(Records for processing)

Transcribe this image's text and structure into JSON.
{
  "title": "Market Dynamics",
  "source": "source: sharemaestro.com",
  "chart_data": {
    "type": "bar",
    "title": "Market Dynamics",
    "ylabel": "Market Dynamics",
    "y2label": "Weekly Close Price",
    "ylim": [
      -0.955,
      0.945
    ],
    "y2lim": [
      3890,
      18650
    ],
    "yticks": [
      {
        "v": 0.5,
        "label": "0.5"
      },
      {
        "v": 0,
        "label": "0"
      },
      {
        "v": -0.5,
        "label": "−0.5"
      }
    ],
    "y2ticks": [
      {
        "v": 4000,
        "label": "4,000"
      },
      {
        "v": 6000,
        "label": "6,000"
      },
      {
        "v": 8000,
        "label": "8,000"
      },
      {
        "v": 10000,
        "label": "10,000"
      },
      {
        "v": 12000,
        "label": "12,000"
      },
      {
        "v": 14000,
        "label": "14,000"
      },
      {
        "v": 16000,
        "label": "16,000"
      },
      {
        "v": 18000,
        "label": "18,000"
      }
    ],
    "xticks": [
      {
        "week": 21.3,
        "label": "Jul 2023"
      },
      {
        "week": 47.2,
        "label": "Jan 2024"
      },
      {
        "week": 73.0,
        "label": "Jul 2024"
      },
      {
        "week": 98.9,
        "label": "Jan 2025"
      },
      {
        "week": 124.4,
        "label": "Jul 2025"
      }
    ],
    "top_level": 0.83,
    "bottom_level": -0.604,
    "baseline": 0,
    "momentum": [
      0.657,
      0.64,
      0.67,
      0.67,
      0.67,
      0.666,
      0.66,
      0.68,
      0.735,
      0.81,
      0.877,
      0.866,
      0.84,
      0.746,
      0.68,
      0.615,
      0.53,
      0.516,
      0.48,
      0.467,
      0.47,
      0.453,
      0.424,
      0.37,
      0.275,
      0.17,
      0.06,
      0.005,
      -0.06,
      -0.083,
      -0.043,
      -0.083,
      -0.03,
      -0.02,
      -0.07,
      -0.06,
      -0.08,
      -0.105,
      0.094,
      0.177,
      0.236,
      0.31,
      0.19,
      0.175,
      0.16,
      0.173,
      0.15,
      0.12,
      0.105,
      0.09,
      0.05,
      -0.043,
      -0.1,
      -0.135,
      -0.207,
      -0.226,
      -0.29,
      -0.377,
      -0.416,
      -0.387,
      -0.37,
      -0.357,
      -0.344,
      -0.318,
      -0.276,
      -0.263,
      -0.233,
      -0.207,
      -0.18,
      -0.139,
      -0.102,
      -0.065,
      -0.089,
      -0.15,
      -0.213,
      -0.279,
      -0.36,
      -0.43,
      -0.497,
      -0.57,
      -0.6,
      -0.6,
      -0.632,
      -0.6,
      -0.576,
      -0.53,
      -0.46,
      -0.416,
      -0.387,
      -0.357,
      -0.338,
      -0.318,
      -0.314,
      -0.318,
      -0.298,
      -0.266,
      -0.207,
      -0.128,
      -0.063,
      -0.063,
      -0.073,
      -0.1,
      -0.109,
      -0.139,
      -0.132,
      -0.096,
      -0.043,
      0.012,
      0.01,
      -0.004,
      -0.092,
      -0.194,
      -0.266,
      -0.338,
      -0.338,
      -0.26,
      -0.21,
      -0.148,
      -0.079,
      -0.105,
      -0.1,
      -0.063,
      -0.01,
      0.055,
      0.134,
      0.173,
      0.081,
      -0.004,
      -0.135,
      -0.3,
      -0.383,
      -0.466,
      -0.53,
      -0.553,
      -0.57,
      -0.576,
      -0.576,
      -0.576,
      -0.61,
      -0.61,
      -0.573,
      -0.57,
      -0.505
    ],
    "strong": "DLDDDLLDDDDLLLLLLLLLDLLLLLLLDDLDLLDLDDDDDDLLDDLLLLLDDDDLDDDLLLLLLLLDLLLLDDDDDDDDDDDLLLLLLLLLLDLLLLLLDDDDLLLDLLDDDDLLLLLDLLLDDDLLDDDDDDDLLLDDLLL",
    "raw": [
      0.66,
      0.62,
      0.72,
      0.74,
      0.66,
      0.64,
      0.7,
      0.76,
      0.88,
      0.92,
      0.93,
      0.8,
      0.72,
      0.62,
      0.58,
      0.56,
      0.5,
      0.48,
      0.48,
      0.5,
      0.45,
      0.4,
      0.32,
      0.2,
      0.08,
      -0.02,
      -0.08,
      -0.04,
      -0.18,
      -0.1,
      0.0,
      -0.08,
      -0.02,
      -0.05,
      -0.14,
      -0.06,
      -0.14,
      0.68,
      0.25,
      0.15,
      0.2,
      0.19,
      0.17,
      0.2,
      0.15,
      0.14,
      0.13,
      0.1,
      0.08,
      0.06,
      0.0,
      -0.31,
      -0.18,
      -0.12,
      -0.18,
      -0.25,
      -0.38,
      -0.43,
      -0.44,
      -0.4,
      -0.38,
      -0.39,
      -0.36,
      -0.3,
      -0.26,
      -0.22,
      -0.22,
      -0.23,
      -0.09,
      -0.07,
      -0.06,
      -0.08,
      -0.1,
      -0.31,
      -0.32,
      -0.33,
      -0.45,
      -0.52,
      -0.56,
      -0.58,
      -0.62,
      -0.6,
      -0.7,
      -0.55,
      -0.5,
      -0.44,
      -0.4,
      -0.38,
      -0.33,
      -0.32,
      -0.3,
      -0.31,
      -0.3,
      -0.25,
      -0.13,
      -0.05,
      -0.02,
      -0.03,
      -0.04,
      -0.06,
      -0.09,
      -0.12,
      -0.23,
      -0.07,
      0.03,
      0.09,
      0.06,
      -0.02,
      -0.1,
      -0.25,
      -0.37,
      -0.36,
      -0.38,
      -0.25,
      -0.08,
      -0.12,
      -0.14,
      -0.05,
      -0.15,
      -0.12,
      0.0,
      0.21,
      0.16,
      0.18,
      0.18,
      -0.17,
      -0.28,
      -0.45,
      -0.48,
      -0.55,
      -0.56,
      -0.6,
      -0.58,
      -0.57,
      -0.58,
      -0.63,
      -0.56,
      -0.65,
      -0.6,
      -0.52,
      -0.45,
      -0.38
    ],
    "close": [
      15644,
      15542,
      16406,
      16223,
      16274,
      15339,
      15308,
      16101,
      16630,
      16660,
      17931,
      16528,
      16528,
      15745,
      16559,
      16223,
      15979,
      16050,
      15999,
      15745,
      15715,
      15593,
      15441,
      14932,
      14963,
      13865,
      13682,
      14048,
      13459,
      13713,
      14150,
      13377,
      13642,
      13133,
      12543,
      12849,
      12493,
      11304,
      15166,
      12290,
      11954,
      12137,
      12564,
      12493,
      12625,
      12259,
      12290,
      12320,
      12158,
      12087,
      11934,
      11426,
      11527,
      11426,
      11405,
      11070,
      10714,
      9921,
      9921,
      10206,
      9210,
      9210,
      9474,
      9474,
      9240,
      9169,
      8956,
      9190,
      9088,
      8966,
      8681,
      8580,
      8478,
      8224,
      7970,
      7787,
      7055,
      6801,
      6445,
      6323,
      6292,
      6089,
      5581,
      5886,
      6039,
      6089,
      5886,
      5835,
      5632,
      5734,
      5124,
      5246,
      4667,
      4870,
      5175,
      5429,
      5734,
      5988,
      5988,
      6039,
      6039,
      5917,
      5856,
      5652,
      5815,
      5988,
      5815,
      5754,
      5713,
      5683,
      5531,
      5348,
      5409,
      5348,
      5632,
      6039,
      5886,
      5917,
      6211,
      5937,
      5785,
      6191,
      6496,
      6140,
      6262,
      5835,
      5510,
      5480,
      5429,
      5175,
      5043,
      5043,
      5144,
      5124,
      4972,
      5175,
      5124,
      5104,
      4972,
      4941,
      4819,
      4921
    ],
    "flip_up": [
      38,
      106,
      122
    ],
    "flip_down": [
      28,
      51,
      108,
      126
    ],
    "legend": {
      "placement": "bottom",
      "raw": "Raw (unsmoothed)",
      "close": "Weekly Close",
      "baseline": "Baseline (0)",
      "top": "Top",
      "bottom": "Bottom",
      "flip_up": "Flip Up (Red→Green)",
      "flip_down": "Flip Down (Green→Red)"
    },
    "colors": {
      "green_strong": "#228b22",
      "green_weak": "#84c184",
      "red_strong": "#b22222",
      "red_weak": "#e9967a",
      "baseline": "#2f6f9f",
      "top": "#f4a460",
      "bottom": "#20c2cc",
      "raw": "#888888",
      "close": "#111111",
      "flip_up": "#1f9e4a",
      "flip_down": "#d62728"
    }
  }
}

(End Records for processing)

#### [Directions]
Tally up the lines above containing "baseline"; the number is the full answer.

#### [Exercise response]
3